Here are PeaceBang’s Tips For Press Conferences
1. Are you speaking truth to power? Are you identifying as a religious leader by the wearing of a stole or clericals? Then dress at the level of power to which you are speaking. Why? Because, IMHO (ha ha, since when has PeaceBang ever had a humble opinion?), you are representing people who do not have a voice, but whose personhood is equal to that of the toppest of the top dogs in the eyes of God. Dress for them. Dress to represent the power of their life, their hopes, their experiences, their rights, their dignity.
You may disagree with me on this and I think it’s worth debating. My own personal rule is that if I am speaking truth to power, I should be dressed as though that powerful entity or person and I are at a meeting together. I would not wear a T-shirt and jeans into the State House or City Hall, so I won’t wear them while standing outside the State House or City Hall.

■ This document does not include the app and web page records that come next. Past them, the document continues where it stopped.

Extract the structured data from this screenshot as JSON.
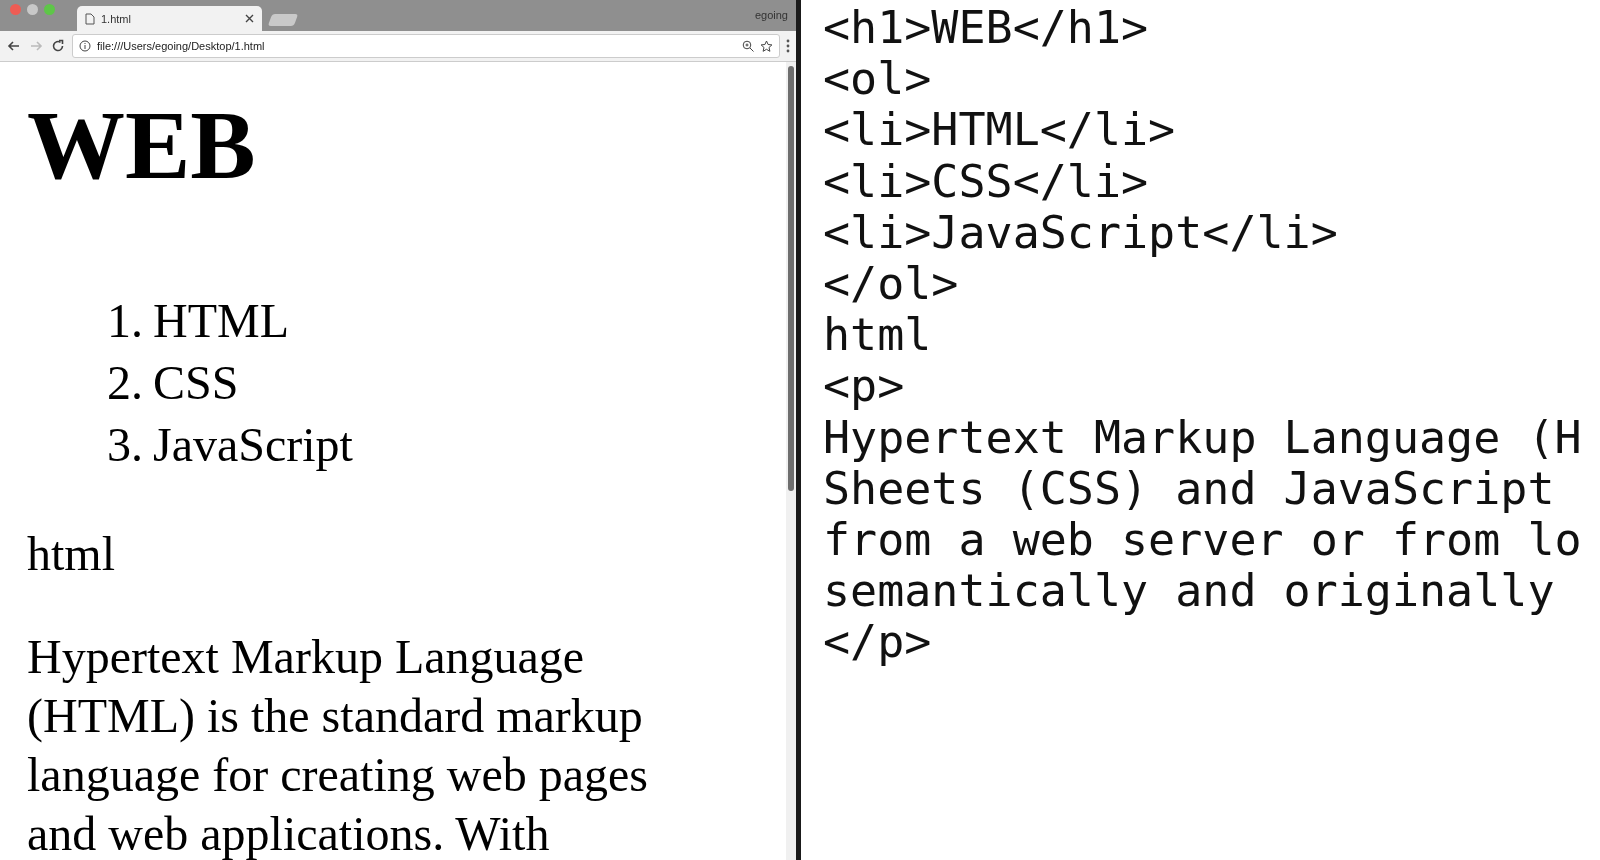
{
  "browser": {
    "tab_title": "1.html",
    "profile": "egoing",
    "url": "file:///Users/egoing/Desktop/1.html"
  },
  "page": {
    "heading": "WEB",
    "list": [
      {
        "number": "1.",
        "text": "HTML"
      },
      {
        "number": "2.",
        "text": "CSS"
      },
      {
        "number": "3.",
        "text": "JavaScript"
      }
    ],
    "text": "html",
    "paragraph_lines": [
      "Hypertext Markup Language",
      "(HTML) is the standard markup",
      "language for creating web pages",
      "and web applications. With"
    ]
  },
  "editor": {
    "lines": [
      "<h1>WEB</h1>",
      "<ol>",
      "<li>HTML</li>",
      "<li>CSS</li>",
      "<li>JavaScript</li>",
      "</ol>",
      "html",
      "<p>",
      "Hypertext Markup Language (H",
      "Sheets (CSS) and JavaScript",
      "from a web server or from lo",
      "semantically and originally",
      "</p>"
    ]
  }
}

2. If you are wearing clericals, don’t pair them with soft clothes. Clericals are a responsibility and a burden of the “take up the Cross and follow me” variety. Since you’re not being asked to actually drag a cross around, the least you can do is wear a pair of pants or skirt that require ironing. I’m not saying PANTYHOSE or anything, as that would be a level of agony and sacrifice that I have faith Jesus would never require of us, but a nice pencil skirt or pair of slacks.
3. Talk with your community about what everyone will be wearing. They may think it’s important for you to be wearing the slogan T shirt with your collar. Do check in, and talk it out with them. Strategize. Maybe the other speakers are going to be dressed in T shirts and jeans. Do you want some variety? Yes, you want some variety. When a diverse group of allies shows up on behalf of a people or a cause, it makes a powerful statement in the news that this is obviously not one busload of people from one organization who showed up. You want the rally or press conference to look like the coalition that it is, not homogeneity.

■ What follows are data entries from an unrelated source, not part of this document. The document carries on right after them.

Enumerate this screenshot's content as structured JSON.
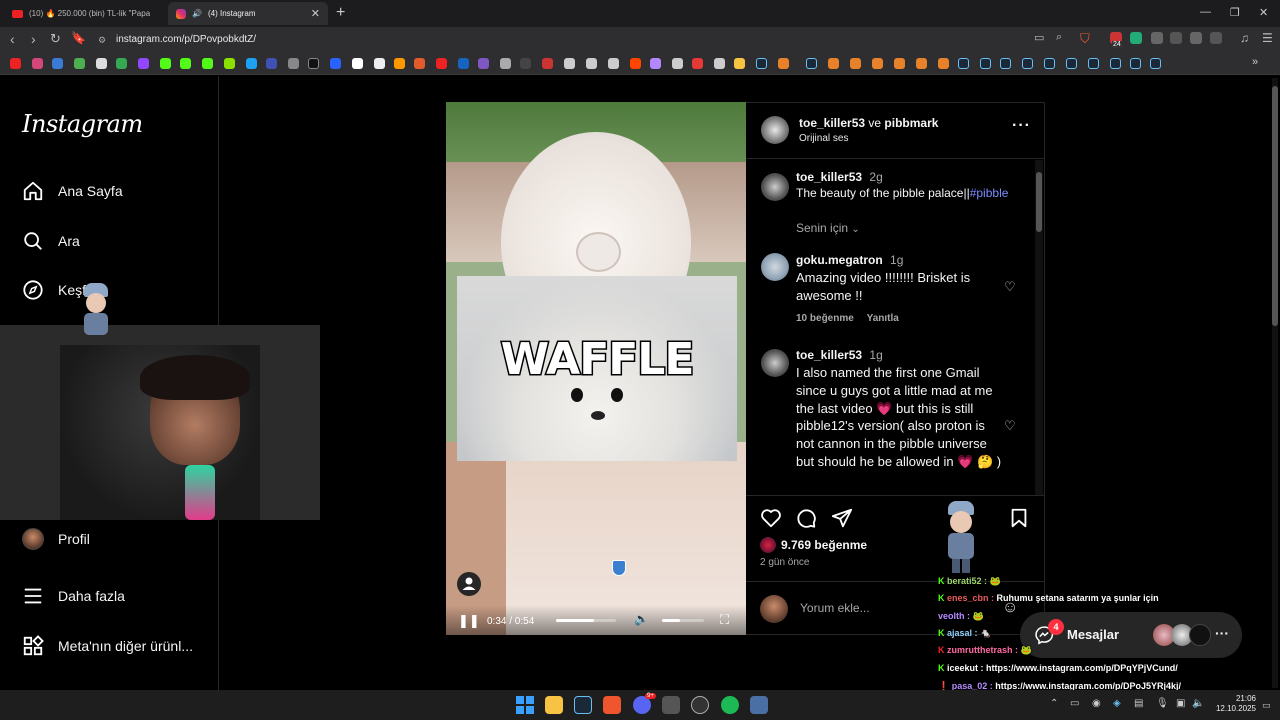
{
  "browser": {
    "tabs": [
      {
        "label": "(10) 🔥 250.000 (bin) TL-lik \"Papa",
        "active": false
      },
      {
        "label": "(4) Instagram",
        "active": true
      }
    ],
    "url": "instagram.com/p/DPovpobkdtZ/",
    "ext_badge": "24"
  },
  "sidebar": {
    "logo": "Instagram",
    "items": [
      {
        "label": "Ana Sayfa",
        "icon": "home-icon"
      },
      {
        "label": "Ara",
        "icon": "search-icon"
      },
      {
        "label": "Keşfet",
        "icon": "compass-icon"
      },
      {
        "label": "Profil",
        "icon": "avatar"
      },
      {
        "label": "Daha fazla",
        "icon": "menu-icon"
      },
      {
        "label": "Meta'nın diğer ürünl...",
        "icon": "apps-icon"
      }
    ]
  },
  "post": {
    "header": {
      "user1": "toe_killer53",
      "conj": "ve",
      "user2": "pibbmark",
      "audio": "Orijinal ses"
    },
    "caption": {
      "user": "toe_killer53",
      "time": "2g",
      "text": "The beauty of the pibble palace||",
      "hashtag": "#pibble"
    },
    "for_you": "Senin için",
    "comments": [
      {
        "user": "goku.megatron",
        "time": "1g",
        "text": "Amazing video !!!!!!!! Brisket is awesome !!",
        "likes": "10 beğenme",
        "reply": "Yanıtla"
      },
      {
        "user": "toe_killer53",
        "time": "1g",
        "text": "I also named the first one Gmail since u guys got a little mad at me the last video 💗 but this is still pibble12's version( also proton is not cannon in the pibble universe but should he be allowed in 💗 🤔 )"
      }
    ],
    "likes": "9.769 beğenme",
    "posted": "2 gün önce",
    "comment_placeholder": "Yorum ekle...",
    "video": {
      "overlay_text": "WAFFLE",
      "time": "0:34 / 0:54",
      "progress": 0.63
    }
  },
  "messages": {
    "label": "Mesajlar",
    "badge": "4"
  },
  "chat": [
    {
      "user": "berati52 :",
      "msg": "🐸",
      "color": "#9fd36a"
    },
    {
      "user": "enes_cbn :",
      "msg": "Ruhumu şetana satarım ya şunlar için",
      "color": "#e85c5c"
    },
    {
      "user": "veolth :",
      "msg": "🐸",
      "color": "#b58bff"
    },
    {
      "user": "ajasal :",
      "msg": "🐁",
      "color": "#8fd0ff"
    },
    {
      "user": "zumrutthetrash :",
      "msg": "🐸",
      "color": "#ff6aa2"
    },
    {
      "user": "iceekut :",
      "msg": "https://www.instagram.com/p/DPqYPjVCund/",
      "color": "#ffffff"
    },
    {
      "user": "pasa_02 :",
      "msg": "https://www.instagram.com/p/DPoJ5YRj4kj/",
      "color": "#b58bff"
    }
  ],
  "taskbar": {
    "time": "21:06",
    "date": "12.10.2025",
    "discord_badge": "9+"
  }
}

4. If you are going to be a speaker, come prepared with copies of your statement for the press, and with business cards. What I said yesterday at the press conference was an abridged and simpler version of my written remarks, but I was able to give a reporter the whole transcript and they used it in their story. Always help the members of the press to do their job and get your accurate and complete statement into print. They appreciate it and you’ll appreciate it. Include your name, address, affiliation, and a brief sentence or two about why you’re at the event in your hand-out, eg, “I represent a congregation that is committed to divesting from fossil fuels as per our denominational action voted at our General Assembly in 2014 (provide a link to that story).” Or “I am an ordained pastor working in hospice chaplaincy and I am here to advocate for patients who have encouraged me to work toward death with dignity measures.”
5. Never assume that there will be a microphone or podium at a rally or press conference. Be prepared to speak from memory or tiny notes you can hold in one hand, and be prepared to project — even to bellow, if need be.
6. Bring business cards and network! Don’t miss an opportunity to connect with others who care about the same things you do!
7. Drink lots of water before and after. Pray before and after, breathe, and leave plenty of time to get to the event and to park.
MWAH! Kiss of peace, my darlings! Enjoy the rest of your two-hour work week!